If you use screen regularly, you may want to put that command in your .bash_profile so that when you log in the active screens are shown. To quit a screen session, simply exit from all active windows. When there are no windows left, you will be dropped back to your standard shell session.

Useful screen commands

All commands in screen, for the most part, begin with Ctrl+a. To see the built in help, first press Ctrl+a then ‘?’. That is, type a question mark with shift+/. Listed in the help screen are several Ctrl+a commands. I have some of the more common ones below.

Command         Description
-------         -----------
Ctrl+a, ?       Show built in help
Ctrl+a, c       Create a new screen
Ctrl+a, Ctrl+a  Cycle through screens (just hold Ctrl down, type aa)
Ctrl+a, n       Cycle through screens (Next screen)
Ctrl+a, Ctrl+n  Another cycle through screens
Ctrl+a, S       Split the screen (note the capital S)
Ctrl+a, X       Close the split screen you are currently in (note capital X)
Ctrl+a, tab     Switch between split screens
Ctrl+a, d       Detach from screen session
Ctrl+a, [       Start copy (see below)
Ctrl+a, ]       Paste (see below)

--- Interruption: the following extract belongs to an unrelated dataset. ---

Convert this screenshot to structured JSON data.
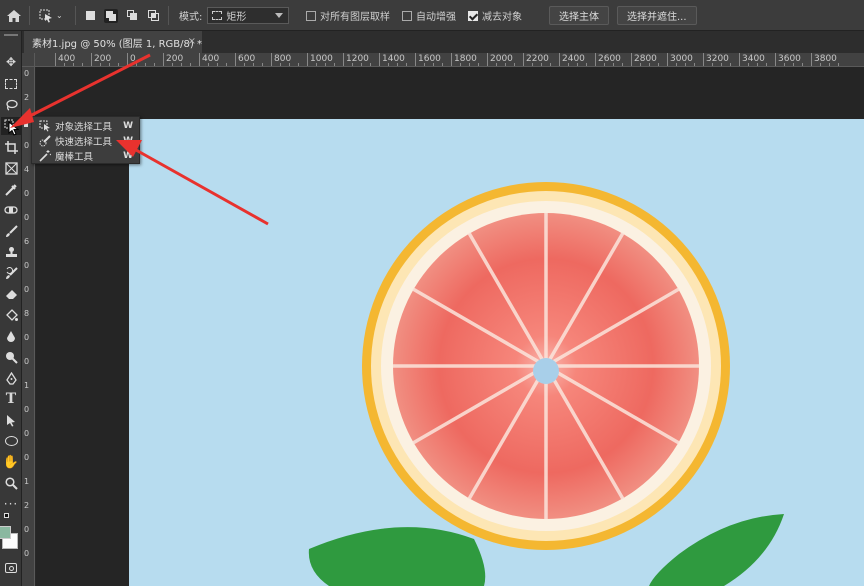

Split screen is a little tricky. To get a split console, begin a screen session. Use the Ctrl+a, S command to create the split. Then Ctrl+a, tab to switch to the newly created split. Create a new session with Ctrl+a, c. When finished, exit from the split session shell and use Ctrl+a, X to close the split.

Copy and Paste

GNU screen has the ability to copy text in a session which can then be pasted into the same screen, or another screen that is in the screen buffer or in the same buffer as a split screen. To begin a copy, use Ctrl+[. With the copy started, move around the screen with the h, j, k, and l keys (same as for vim). Start a copy mark with the spacebar, move to the end of the copy, and use space again to copy the selection. Paste the copied selection with Ctrl+a, ].

Recording Sessions

Screen can be used to record shell sessions. Recording the shell can be extremely useful for logging purposes and auditing. It is also a good idea when implementing recording to automatically reconnect to sessions. This information originated from cmdln.org and taint.org.

.bashrc

# Auto-screen invocation. see: http://taint.org/wk/RemoteLoginAutoScreen
# if we're coming from a remote SSH connection, in an interactive session
# then automatically put us into a screen(1) session.   Only try once
# -- if $STARTED_SCREEN is set, don't try it again, to avoid looping
# if screen fails for some reason.
if [ "$PS1" != "" -a "${STARTED_SCREEN:-x}" = x -a "${SSH_TTY:-x}" != x ]
then
  export STARTED_SCREEN=1
  [ -d $HOME/log/screen ] || mkdir -p $HOME/log/screen
  sleep 1
  screen -RR && exit 0
  # normally, execution of this rc script ends here...
  echo "Screen failed! continuing with normal bash startup"
fi
# [end of auto-screen snippet]

.screenrc

# support color X terminals
termcap xterm 'XT:AF=\E[3%dm:AB=\E[4%dm:AX'
terminfo xterm 'XT:AF=\E[3%p1%dm:AB=\E[4%p1%dm:AX'
termcapinfo xterm 'XT:AF=\E[3%p1%dm:AB=\E[4%p1%dm:AX:hs:ts=\E]2;:fs=\007:ds=\E]2;screen\007'
termcap xtermc 'XT:AF=\E[3%dm:AB=\E[4%dm:AX'
terminfo xtermc 'XT:AF=\E[3%p1%dm:AB=\E[4%p1%dm:AX'
termcapinfo xtermc 'XT:AF=\E[3%p1%dm:AB=\E[4%p1%dm:AX:hs:ts=\E]2;:fs=\007:ds=\E]2;screen\007'

# detach on hangup
autodetach on
# no startup msg
startup_message off
# always use a login shell
shell -$SHELL

# auto-log
logfile $HOME/log/screen/%Y%m%d-%n.log
deflog on